session: 7737
View Brochure

This course satisfies your cultural diversity requirement.

Treating Arab/Middle Eastern populations in the United States has recently become of interest within the field of clinical psychology because of increased immigration of these groups over the last decade.  Many Arabs have immigrated to benefit from financial and occupational opportunities; however, others have left their countries of origin in the pursuit of greater freedom and to flee from persecution.  Arab sexual minorities are among these groups.  This seminar will provide a brief description of Arab populations with regard to ethnic, religious and cultural backgrounds. It will also explore the experiences of Arabs with same-sex attractions and the impact of familial, cultural, and religious values on the expression of sexuality and identity. Finally,recommendations will be presented to assist clinicians who seek to increase cultural competence working with this unique population.

session: 7574
View Brochure

When we joined the ranks of helping professionals, one of the last things that probably crossed our minds was what, if any, risk we would face in our careers. Would our forensic patient who had killed their parents ever corner us in a room and try to assault us? Would our inpatient teenager ever cyber-stalk us online? Would our outpatient client ever try to kill us in our office? Daunting questions to think about; however, these are the very questions that we should be addressing while also helping our client population in need. This course looks back over the past decades to review where mental health treatment has come and what about those shifts may contribute to our vulnerability in our professions; it helps identify the vulnerabilities we should be addressing; and it offers suggestions of actions we can take to protect our work, our clients, our livelihood, and our lives. In addition to receiving the training and education we need to make us the best helping professionals we can be, we also need training such as this to help protect ourselves from any harm that could come in the course of our work.

session: 9697
View Brochure

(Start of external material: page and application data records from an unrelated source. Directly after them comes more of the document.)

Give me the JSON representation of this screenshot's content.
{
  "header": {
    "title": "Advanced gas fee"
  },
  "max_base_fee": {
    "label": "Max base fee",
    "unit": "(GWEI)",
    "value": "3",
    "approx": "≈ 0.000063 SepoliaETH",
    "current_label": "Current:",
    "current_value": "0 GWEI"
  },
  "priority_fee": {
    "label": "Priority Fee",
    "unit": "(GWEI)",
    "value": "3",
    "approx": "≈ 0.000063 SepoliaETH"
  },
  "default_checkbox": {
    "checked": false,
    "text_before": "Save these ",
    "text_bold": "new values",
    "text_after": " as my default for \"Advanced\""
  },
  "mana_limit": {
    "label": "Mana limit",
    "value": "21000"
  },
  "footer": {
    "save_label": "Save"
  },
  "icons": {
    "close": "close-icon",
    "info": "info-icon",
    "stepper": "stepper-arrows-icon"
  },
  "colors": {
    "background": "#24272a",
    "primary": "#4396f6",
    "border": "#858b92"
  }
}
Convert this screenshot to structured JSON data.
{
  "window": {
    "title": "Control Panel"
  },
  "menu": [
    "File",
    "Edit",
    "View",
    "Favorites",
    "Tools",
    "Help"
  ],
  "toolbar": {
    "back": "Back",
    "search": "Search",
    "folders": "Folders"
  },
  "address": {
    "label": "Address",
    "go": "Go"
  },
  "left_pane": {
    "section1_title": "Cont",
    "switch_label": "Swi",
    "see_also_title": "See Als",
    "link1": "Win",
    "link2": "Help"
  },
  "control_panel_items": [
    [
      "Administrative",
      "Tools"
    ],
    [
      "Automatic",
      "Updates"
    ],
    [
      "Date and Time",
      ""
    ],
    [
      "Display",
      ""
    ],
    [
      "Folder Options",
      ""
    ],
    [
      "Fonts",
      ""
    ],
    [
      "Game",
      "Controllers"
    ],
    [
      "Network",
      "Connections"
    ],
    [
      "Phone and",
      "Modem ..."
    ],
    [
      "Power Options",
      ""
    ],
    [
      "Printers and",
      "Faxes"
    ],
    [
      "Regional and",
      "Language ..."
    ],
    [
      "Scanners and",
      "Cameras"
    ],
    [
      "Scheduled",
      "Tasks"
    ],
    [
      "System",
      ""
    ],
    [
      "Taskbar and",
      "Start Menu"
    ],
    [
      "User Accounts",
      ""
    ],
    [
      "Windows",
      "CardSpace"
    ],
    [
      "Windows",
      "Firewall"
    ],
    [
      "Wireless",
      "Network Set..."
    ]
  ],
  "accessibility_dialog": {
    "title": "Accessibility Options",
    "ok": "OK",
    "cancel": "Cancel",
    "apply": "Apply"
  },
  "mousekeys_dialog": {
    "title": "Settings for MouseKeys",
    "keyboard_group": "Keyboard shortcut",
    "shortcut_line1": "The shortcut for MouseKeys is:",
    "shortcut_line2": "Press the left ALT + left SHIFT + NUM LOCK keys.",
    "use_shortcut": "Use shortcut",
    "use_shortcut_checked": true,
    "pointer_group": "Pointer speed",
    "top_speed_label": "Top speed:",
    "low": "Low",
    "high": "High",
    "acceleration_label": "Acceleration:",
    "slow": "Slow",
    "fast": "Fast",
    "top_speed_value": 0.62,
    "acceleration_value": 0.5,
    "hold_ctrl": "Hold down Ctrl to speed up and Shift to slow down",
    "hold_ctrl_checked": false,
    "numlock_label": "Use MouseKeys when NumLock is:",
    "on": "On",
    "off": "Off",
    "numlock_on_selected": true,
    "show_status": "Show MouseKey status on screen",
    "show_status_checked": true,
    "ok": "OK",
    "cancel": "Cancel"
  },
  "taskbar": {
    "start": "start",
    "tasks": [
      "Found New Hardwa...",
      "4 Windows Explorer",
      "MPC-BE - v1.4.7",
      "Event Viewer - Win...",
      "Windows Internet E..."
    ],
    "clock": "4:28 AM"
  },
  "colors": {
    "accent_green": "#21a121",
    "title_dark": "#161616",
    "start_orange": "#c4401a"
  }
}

One of the biggest challenges in trauma recovery is managing both when clients get emotionally overwhelmed and when clients numb out and shut down. Learning how to pace therapy and navigate clients’ emotional window of tolerance are key foundations of successful trauma treatment. In this webinar, Dr. Fatter will review the impact of traumatic stress on the brain in tangible ways to help clinicians better conceptualize how trauma alters the body’s arousal system. Dr. Fatter will discuss in detail symptoms of hyperarousal, hypoarousal and calm states of our autonomic nervous system based on Polyvagal Theory. This will help clinicians know signs of what state clients are in and help clinicians be able to educate clients about their nervous system. We will address one of the most important aspects of the therapeutic relationship based on what we know about the traumatized brain. A phase-oriented treatment approach will be presented so clinicians learn an evidence-based structure for pacing the intensity of trauma treatment. In addition, we will explore four research-informed adjunctive therapies to help clients maintain stabilization and regulate arousal.

session: 6848